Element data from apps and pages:
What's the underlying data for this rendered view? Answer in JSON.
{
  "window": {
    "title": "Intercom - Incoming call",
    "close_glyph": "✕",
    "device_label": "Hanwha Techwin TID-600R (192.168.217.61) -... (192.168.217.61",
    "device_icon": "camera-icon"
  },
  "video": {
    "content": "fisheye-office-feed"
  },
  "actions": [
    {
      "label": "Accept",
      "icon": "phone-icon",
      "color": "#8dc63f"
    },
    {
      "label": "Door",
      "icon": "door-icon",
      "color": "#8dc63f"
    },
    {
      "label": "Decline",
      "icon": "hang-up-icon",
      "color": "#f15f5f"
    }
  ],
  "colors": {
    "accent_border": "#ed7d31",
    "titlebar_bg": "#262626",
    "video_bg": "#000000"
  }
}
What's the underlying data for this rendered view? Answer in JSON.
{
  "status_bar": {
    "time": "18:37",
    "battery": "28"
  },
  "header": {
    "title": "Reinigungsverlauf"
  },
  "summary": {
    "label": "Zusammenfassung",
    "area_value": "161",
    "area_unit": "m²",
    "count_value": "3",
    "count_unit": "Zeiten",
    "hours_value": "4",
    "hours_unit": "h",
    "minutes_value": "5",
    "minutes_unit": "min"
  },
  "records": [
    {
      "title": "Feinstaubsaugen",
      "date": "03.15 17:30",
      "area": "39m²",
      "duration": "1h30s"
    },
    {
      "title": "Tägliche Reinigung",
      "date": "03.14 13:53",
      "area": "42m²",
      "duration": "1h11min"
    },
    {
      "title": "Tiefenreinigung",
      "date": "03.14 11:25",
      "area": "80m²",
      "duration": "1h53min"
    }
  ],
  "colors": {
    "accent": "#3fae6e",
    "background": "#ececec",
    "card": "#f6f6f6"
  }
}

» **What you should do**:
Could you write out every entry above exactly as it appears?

» **Answer to this exercise**:
What's the underlying data for this rendered view? Answer in JSON.
{
  "window": {
    "title": "Intercom - Incoming call",
    "close_glyph": "✕",
    "device_label": "Hanwha Techwin TID-600R (192.168.217.61) -... (192.168.217.61",
    "device_icon": "camera-icon"
  },
  "video": {
    "content": "fisheye-office-feed"
  },
  "actions": [
    {
      "label": "Accept",
      "icon": "phone-icon",
      "color": "#8dc63f"
    },
    {
      "label": "Door",
      "icon": "door-icon",
      "color": "#8dc63f"
    },
    {
      "label": "Decline",
      "icon": "hang-up-icon",
      "color": "#f15f5f"
    }
  ],
  "colors": {
    "accent_border": "#ed7d31",
    "titlebar_bg": "#262626",
    "video_bg": "#000000"
  }
}
What's the underlying data for this rendered view? Answer in JSON.
{
  "status_bar": {
    "time": "18:37",
    "battery": "28"
  },
  "header": {
    "title": "Reinigungsverlauf"
  },
  "summary": {
    "label": "Zusammenfassung",
    "area_value": "161",
    "area_unit": "m²",
    "count_value": "3",
    "count_unit": "Zeiten",
    "hours_value": "4",
    "hours_unit": "h",
    "minutes_value": "5",
    "minutes_unit": "min"
  },
  "records": [
    {
      "title": "Feinstaubsaugen",
      "date": "03.15 17:30",
      "area": "39m²",
      "duration": "1h30s"
    },
    {
      "title": "Tägliche Reinigung",
      "date": "03.14 13:53",
      "area": "42m²",
      "duration": "1h11min"
    },
    {
      "title": "Tiefenreinigung",
      "date": "03.14 11:25",
      "area": "80m²",
      "duration": "1h53min"
    }
  ],
  "colors": {
    "accent": "#3fae6e",
    "background": "#ececec",
    "card": "#f6f6f6"
  }
}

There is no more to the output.